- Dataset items
.....

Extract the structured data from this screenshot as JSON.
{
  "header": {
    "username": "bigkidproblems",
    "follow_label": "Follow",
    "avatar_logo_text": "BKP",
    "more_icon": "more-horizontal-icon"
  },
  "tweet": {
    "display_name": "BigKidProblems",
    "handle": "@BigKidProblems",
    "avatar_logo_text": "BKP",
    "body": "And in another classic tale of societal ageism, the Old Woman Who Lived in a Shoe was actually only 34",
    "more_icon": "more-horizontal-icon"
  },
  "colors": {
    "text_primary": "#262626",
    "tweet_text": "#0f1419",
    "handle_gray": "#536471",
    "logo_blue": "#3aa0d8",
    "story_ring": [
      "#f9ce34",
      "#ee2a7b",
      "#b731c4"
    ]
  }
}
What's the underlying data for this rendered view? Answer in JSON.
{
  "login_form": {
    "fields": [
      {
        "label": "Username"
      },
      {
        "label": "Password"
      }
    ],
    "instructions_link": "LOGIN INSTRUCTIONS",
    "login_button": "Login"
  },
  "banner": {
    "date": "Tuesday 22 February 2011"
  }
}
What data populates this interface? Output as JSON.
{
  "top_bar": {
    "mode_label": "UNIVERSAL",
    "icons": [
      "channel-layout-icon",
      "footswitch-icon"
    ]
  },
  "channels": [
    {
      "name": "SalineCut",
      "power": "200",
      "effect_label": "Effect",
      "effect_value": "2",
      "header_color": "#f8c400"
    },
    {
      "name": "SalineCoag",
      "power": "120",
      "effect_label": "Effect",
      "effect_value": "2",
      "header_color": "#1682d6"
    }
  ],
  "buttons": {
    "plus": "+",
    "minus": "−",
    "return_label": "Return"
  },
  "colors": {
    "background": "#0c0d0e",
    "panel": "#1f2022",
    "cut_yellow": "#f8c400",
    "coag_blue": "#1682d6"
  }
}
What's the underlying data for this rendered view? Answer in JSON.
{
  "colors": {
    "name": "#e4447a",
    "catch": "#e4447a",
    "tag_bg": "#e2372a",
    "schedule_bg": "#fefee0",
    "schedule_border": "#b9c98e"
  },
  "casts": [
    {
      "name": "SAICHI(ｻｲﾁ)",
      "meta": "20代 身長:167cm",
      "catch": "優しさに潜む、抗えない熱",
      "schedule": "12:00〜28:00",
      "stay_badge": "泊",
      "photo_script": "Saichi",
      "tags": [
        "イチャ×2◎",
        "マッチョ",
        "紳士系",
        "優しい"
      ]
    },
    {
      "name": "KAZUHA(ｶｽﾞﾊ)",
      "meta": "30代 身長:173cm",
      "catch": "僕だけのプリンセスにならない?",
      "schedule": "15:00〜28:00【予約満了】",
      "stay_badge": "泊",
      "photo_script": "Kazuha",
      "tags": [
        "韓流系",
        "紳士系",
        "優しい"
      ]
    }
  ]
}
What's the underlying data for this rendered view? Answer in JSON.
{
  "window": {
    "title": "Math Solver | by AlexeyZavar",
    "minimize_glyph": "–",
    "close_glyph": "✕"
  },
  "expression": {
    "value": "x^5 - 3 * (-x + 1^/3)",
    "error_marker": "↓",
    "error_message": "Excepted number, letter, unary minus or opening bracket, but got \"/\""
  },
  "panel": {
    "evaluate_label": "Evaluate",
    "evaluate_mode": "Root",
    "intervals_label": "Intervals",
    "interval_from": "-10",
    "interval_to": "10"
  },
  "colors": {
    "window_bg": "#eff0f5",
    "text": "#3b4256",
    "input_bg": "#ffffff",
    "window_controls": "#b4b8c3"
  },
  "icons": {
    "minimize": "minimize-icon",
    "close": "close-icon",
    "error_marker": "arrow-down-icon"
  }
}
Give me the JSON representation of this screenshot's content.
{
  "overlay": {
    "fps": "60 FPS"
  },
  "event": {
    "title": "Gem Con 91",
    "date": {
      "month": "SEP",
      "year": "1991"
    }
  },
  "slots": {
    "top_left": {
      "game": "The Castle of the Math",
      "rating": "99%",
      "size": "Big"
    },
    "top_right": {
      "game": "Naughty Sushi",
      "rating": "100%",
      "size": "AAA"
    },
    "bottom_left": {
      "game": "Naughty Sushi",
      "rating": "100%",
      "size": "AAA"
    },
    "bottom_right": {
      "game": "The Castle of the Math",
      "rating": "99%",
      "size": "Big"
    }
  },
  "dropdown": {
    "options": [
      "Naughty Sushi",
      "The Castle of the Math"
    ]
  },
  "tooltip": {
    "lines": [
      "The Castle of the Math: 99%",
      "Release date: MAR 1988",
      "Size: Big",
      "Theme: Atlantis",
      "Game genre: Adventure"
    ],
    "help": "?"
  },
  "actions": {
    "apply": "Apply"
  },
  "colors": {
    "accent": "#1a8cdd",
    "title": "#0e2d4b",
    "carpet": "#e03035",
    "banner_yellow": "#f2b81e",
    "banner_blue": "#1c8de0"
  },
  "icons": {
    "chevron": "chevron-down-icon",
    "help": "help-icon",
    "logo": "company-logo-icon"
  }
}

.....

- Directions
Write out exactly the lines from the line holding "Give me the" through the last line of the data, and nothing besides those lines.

- The answer
Give me the JSON representation of this screenshot's content.
{
  "overlay": {
    "fps": "60 FPS"
  },
  "event": {
    "title": "Gem Con 91",
    "date": {
      "month": "SEP",
      "year": "1991"
    }
  },
  "slots": {
    "top_left": {
      "game": "The Castle of the Math",
      "rating": "99%",
      "size": "Big"
    },
    "top_right": {
      "game": "Naughty Sushi",
      "rating": "100%",
      "size": "AAA"
    },
    "bottom_left": {
      "game": "Naughty Sushi",
      "rating": "100%",
      "size": "AAA"
    },
    "bottom_right": {
      "game": "The Castle of the Math",
      "rating": "99%",
      "size": "Big"
    }
  },
  "dropdown": {
    "options": [
      "Naughty Sushi",
      "The Castle of the Math"
    ]
  },
  "tooltip": {
    "lines": [
      "The Castle of the Math: 99%",
      "Release date: MAR 1988",
      "Size: Big",
      "Theme: Atlantis",
      "Game genre: Adventure"
    ],
    "help": "?"
  },
  "actions": {
    "apply": "Apply"
  },
  "colors": {
    "accent": "#1a8cdd",
    "title": "#0e2d4b",
    "carpet": "#e03035",
    "banner_yellow": "#f2b81e",
    "banner_blue": "#1c8de0"
  },
  "icons": {
    "chevron": "chevron-down-icon",
    "help": "help-icon",
    "logo": "company-logo-icon"
  }
}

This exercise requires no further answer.